Sweetened whipping cream, very cold - 2 cups
Instant coffee - 1 tablespoon or to taste
Vanilla essence or extract - 1 teaspoon
Walnuts, toasted and chopped fine - 1/2 -3/4 cup (optional but really nice)
Chill the beaters and the bowl ( in which you will whip the cream) in the freezer for 15 minutes. Take plenty of ice cubes in another large bowl. The bowl with the cream needs to sit on this bed of ice. Plug in your hand mixer, pour the cream into the chilled bowl, add the essence and the coffee. Now get out the beaters and whip. ( I really do this, as I want the beaters cold. Whip till soft peaks form and the cream holds its shape. I prefer not to whip to hard peak consistency as spreading the cream evenly becomes tough.) Refrigerate if using the cream later.
Sugar Syrup - For a cup of water - I normally use 2 tablespoons of sugar and 1 teaspoon instant coffee, do use according to your taste and the rest of the ingredients in the cake. For this cake, I have used about 3 tablespoons sugar as there is coffee in the cake, the cream and the syrup too. Optionally add 1/4 teaspoon vanilla. Do not add too much as it may be over-powering. This cake would have done with only 3/4 cup syrup as it was lighter. Half asleep me did not realize this and the bottom layer turned out over-soaked and thinner than normal.
Assembling: First reserve some whipped cream for piping or decoration if needed. The layer facing the bottom of the tin is normally the layer which goes on the top as its smooth. Place the bottom layer cut side up on the cake platter. Brush or spoon sugar syrup evenly. Spread the cream using an off set spatula. I have put too much of cream, made uneven layers.. you should not do that..Nuts or chocolate chips can be put on this layer of cream at this point if you are wide awake and alert...Place the top layer, spoon syrup again. Frost with the cream.

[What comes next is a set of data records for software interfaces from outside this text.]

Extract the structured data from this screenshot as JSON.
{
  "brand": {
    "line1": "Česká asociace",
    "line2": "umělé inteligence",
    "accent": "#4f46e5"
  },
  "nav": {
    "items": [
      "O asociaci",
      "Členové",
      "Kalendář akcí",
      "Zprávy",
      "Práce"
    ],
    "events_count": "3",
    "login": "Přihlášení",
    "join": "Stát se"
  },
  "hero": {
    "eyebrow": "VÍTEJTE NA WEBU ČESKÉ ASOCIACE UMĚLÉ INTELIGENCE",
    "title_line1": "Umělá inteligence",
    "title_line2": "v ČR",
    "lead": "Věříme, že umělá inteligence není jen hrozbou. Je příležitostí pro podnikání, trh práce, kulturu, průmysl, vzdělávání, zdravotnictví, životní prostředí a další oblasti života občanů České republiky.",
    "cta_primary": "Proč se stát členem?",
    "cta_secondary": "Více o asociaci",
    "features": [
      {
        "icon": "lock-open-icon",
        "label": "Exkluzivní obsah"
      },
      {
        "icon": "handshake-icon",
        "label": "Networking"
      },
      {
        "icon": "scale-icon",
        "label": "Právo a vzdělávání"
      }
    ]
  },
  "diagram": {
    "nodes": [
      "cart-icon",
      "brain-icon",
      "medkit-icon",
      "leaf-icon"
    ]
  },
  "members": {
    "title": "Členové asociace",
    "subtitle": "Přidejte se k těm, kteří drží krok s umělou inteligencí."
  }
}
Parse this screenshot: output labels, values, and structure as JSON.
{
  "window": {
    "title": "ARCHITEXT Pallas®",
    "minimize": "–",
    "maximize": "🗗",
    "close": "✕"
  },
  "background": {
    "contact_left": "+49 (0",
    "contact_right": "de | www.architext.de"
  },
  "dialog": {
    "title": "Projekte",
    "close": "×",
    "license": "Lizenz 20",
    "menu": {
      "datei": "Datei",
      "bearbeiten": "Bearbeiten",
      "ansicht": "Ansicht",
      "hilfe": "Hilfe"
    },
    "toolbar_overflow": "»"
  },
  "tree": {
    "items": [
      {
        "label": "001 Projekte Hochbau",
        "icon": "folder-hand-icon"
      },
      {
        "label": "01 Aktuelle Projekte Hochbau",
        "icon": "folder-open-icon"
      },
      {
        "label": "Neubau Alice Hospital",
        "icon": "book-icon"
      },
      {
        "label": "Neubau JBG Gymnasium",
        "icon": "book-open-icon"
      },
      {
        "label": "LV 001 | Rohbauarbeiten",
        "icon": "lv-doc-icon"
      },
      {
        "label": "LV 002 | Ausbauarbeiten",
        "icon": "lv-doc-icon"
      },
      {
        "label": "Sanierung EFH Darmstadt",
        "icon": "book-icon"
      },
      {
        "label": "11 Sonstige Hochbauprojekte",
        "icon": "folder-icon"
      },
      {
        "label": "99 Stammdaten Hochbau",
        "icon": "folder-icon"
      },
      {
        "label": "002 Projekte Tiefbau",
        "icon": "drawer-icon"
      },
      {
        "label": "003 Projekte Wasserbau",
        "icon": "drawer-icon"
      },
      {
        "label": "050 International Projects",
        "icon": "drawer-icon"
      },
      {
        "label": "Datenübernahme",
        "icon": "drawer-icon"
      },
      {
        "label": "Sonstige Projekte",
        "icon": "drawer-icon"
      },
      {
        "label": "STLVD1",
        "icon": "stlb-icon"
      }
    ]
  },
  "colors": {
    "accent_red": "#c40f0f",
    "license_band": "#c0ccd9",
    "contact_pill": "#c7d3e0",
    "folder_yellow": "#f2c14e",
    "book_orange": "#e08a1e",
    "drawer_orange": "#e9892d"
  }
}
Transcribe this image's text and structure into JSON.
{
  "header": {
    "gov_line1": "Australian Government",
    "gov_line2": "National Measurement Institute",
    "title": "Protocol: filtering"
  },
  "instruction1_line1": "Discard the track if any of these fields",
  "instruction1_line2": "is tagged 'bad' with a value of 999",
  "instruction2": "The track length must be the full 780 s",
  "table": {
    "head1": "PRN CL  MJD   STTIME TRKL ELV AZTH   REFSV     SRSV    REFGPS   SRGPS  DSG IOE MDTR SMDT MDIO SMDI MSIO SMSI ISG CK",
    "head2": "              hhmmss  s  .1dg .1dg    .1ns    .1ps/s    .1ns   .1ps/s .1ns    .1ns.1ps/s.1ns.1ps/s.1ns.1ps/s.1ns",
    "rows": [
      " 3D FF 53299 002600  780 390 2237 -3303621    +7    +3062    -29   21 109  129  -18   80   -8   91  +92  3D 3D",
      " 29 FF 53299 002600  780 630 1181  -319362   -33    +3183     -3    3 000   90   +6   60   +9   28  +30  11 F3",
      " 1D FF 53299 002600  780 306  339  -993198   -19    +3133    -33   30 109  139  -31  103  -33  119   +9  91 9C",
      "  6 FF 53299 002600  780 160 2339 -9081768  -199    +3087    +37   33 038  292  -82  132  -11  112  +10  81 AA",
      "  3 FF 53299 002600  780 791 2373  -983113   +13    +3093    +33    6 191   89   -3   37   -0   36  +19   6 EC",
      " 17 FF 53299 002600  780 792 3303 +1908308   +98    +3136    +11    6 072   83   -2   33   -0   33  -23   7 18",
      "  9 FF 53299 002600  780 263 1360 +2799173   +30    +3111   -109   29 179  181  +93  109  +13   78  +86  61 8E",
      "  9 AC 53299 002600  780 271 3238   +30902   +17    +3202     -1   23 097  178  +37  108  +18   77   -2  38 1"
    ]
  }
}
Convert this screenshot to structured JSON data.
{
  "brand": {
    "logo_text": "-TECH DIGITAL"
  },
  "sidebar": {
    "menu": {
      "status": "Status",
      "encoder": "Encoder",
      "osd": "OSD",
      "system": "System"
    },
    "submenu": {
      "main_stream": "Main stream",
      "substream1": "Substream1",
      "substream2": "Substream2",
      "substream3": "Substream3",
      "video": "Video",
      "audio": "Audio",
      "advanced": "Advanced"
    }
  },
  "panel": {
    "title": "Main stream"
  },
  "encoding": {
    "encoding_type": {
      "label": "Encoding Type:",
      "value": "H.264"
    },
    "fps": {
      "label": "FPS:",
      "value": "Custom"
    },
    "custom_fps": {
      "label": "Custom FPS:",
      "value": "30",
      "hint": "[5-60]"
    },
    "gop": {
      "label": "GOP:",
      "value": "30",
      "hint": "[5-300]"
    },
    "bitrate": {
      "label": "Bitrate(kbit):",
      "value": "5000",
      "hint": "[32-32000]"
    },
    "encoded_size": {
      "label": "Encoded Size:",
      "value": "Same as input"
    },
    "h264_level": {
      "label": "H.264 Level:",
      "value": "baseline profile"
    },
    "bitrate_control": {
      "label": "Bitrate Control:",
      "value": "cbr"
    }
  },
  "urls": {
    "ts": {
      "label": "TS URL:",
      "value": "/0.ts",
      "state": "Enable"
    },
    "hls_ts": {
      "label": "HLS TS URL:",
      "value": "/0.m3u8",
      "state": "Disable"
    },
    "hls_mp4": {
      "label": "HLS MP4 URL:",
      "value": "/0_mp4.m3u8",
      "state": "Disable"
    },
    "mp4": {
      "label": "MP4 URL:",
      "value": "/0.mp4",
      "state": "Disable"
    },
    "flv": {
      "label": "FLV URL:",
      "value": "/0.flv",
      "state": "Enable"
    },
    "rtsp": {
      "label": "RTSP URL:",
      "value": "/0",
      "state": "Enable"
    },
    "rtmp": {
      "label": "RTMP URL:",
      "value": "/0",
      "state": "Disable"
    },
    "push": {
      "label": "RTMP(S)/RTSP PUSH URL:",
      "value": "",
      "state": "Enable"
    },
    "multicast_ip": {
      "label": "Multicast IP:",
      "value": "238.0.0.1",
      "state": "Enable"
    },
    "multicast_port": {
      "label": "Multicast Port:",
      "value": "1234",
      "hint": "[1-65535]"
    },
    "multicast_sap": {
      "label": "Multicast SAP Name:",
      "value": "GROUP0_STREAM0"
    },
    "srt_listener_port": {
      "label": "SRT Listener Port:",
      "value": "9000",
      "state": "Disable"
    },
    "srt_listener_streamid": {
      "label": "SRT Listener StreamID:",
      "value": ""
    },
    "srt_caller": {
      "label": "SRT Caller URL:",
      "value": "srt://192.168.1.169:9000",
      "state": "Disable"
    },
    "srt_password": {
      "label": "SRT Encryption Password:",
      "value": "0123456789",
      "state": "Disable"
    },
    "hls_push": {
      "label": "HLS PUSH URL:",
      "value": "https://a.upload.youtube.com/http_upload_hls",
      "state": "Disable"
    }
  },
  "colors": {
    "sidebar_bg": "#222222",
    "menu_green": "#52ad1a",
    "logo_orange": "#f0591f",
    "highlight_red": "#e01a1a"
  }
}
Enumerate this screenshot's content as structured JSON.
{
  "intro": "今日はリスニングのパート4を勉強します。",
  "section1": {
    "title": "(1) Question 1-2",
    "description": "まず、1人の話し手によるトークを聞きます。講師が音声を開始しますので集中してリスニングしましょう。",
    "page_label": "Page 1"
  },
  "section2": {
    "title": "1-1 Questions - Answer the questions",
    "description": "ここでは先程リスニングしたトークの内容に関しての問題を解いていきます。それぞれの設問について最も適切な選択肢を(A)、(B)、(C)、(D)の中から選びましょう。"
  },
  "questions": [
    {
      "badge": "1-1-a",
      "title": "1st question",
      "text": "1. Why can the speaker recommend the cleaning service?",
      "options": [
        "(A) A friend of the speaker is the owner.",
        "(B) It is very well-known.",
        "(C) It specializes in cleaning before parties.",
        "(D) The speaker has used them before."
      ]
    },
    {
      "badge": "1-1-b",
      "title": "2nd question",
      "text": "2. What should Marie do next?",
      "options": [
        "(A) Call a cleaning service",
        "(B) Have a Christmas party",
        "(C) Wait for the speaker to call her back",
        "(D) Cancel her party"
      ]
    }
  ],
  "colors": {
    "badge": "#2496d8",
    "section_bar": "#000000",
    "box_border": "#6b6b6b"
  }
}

Chill and decorate to your heart's content... I took the mandatory precious pics, cut and ate a full slice - I was the birthday girl after all! Again some more when no one was watching ;-)